— Material for this exercise —
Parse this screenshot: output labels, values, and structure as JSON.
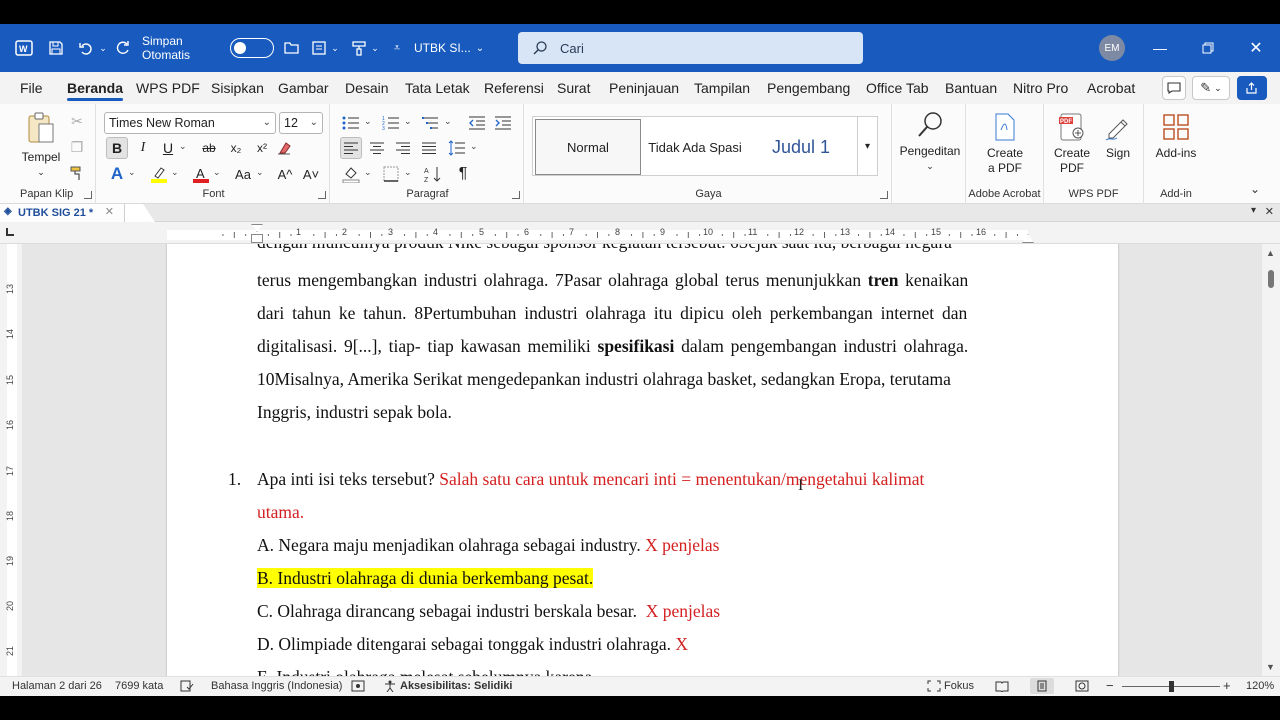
{
  "titlebar": {
    "autosave_label": "Simpan Otomatis",
    "filename": "UTBK SI...",
    "search_placeholder": "Cari",
    "user_initials": "EM"
  },
  "menu": {
    "tabs": [
      "File",
      "Beranda",
      "WPS PDF",
      "Sisipkan",
      "Gambar",
      "Desain",
      "Tata Letak",
      "Referensi",
      "Surat",
      "Peninjauan",
      "Tampilan",
      "Pengembang",
      "Office Tab",
      "Bantuan",
      "Nitro Pro",
      "Acrobat"
    ],
    "active_tab": "Beranda"
  },
  "ribbon": {
    "clipboard": {
      "paste_label": "Tempel",
      "group_label": "Papan Klip"
    },
    "font": {
      "family": "Times New Roman",
      "size": "12",
      "group_label": "Font",
      "bold": "B",
      "italic": "I",
      "underline": "U",
      "strike": "ab",
      "sub": "x₂",
      "sup": "x²",
      "case": "Aa",
      "grow": "A^",
      "shrink": "A˅"
    },
    "paragraph": {
      "group_label": "Paragraf",
      "pilcrow": "¶"
    },
    "styles": {
      "items": [
        "Normal",
        "Tidak Ada Spasi",
        "Judul 1"
      ],
      "group_label": "Gaya"
    },
    "editing": {
      "label": "Pengeditan"
    },
    "acrobat": {
      "create_label_1": "Create",
      "create_label_2": "a PDF",
      "group_label": "Adobe Acrobat"
    },
    "wps": {
      "create_label_1": "Create",
      "create_label_2": "PDF",
      "sign_label": "Sign",
      "group_label": "WPS PDF"
    },
    "addins": {
      "label": "Add-ins",
      "group_label": "Add-in"
    }
  },
  "doc_tab": {
    "title": "UTBK SIG 21 *"
  },
  "ruler": {
    "h_ticks": [
      "1",
      "1",
      "2",
      "3",
      "4",
      "5",
      "6",
      "7",
      "8",
      "9",
      "10",
      "11",
      "12",
      "13",
      "14",
      "15",
      "16"
    ],
    "v_ticks": [
      "13",
      "14",
      "15",
      "16",
      "17",
      "18",
      "19",
      "20",
      "21"
    ]
  },
  "document": {
    "p_top": "dengan munculnya produk Nike sebagai sponsor kegiatan tersebut. 6Sejak saat itu, berbagai negara",
    "p1": "terus mengembangkan industri olahraga. 7Pasar olahraga global terus menunjukkan ",
    "p1_bold": "tren",
    "p1_end": " kenaikan",
    "p2": "dari tahun ke tahun. 8Pertumbuhan industri olahraga itu dipicu oleh perkembangan internet dan",
    "p3": "digitalisasi. 9[...], tiap- tiap kawasan memiliki ",
    "p3_bold": "spesifikasi",
    "p3_end": " dalam pengembangan industri olahraga.",
    "p4": "10Misalnya, Amerika Serikat mengedepankan industri olahraga basket, sedangkan Eropa, terutama",
    "p5": "Inggris, industri sepak bola.",
    "q_num": "1.",
    "q_text": "Apa inti isi teks tersebut? ",
    "q_note": "Salah satu cara untuk mencari inti = menentukan/mengetahui kalimat",
    "q_note2": "utama.",
    "opt_a": "A. Negara maju menjadikan olahraga sebagai industry. ",
    "opt_a_note": "X penjelas",
    "opt_b": "B. Industri olahraga di dunia berkembang pesat.",
    "opt_c": "C. Olahraga dirancang sebagai industri berskala besar.  ",
    "opt_c_note": "X penjelas",
    "opt_d": "D. Olimpiade ditengarai sebagai tonggak industri olahraga. ",
    "opt_d_note": "X",
    "opt_e_partial": "E. Industri olahraga melesat sebelumnya karena..."
  },
  "status": {
    "page": "Halaman 2 dari 26",
    "words": "7699 kata",
    "language": "Bahasa Inggris (Indonesia)",
    "accessibility": "Aksesibilitas: Selidiki",
    "focus": "Fokus",
    "zoom": "120%"
  },
  "colors": {
    "accent": "#185abd",
    "annotation_red": "#d42020",
    "highlight": "#ffff00"
  }
}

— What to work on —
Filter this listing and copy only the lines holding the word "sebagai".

— Expected answer —
    "p_top": "dengan munculnya produk Nike sebagai sponsor kegiatan tersebut. 6Sejak saat itu, berbagai negara",
    "opt_a": "A. Negara maju menjadikan olahraga sebagai industry. ",
    "opt_c": "C. Olahraga dirancang sebagai industri berskala besar.  ",
    "opt_d": "D. Olimpiade ditengarai sebagai tonggak industri olahraga. ",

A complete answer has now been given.